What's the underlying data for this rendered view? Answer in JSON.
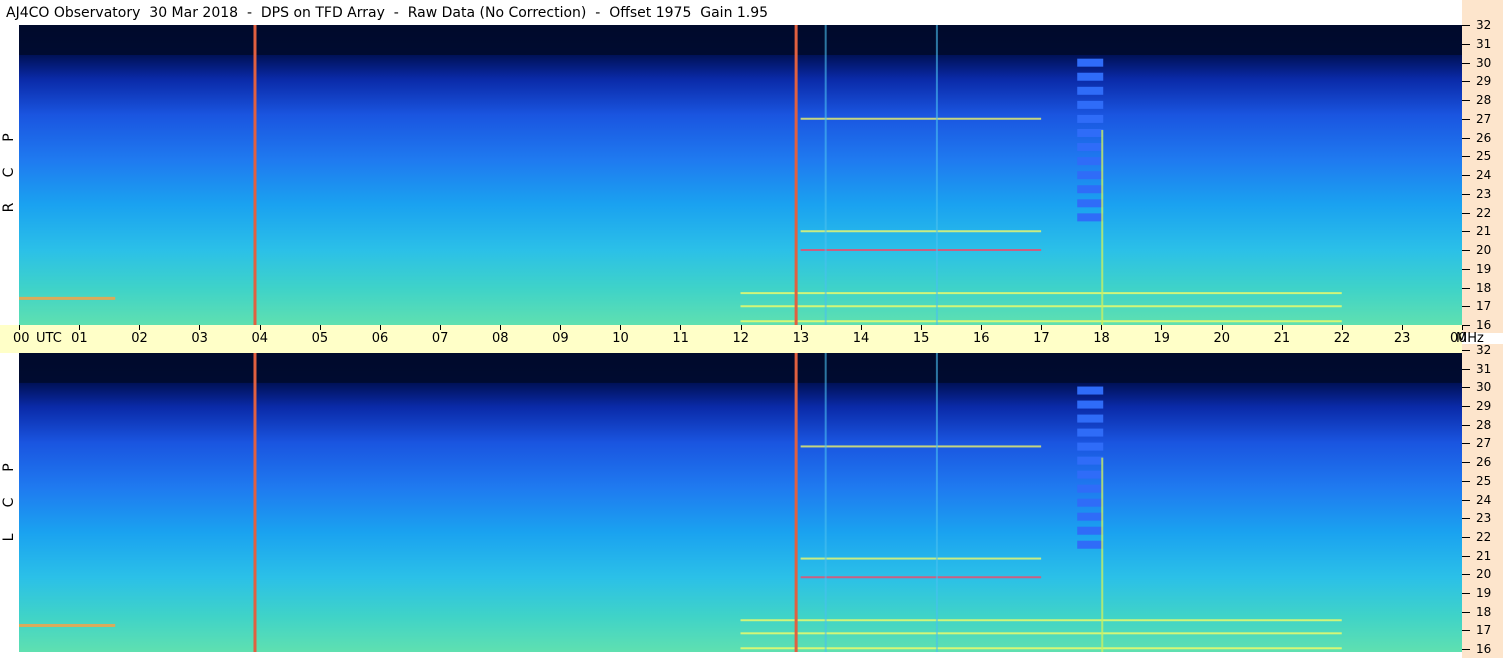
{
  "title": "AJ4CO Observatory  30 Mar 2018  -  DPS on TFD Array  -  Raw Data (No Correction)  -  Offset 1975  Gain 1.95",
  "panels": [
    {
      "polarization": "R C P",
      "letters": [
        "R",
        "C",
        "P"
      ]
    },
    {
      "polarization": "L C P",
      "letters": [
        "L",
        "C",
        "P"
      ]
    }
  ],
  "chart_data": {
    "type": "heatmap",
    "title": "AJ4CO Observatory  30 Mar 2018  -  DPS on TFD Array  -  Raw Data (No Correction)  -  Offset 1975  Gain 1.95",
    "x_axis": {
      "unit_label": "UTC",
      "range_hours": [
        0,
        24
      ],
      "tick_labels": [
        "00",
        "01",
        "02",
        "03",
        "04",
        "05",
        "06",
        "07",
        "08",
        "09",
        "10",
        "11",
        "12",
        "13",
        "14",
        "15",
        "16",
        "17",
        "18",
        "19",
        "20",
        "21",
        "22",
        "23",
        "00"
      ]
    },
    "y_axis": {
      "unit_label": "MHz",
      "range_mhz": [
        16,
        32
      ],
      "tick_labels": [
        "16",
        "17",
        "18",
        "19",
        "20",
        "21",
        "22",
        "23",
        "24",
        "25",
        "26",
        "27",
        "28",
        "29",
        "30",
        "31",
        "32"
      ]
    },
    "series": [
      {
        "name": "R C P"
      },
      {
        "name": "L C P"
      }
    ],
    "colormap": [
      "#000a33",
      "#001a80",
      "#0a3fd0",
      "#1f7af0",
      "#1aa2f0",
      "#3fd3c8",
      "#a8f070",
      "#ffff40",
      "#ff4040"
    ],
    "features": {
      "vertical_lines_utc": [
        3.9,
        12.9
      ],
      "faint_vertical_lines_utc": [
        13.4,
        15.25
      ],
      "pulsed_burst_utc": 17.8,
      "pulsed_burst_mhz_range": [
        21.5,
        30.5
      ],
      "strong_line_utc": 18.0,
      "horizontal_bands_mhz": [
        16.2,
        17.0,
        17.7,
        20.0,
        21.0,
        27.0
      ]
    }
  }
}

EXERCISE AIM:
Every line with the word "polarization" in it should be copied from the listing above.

RESULT FOR THIS TASK:
      "polarization": "R C P",
      "polarization": "L C P",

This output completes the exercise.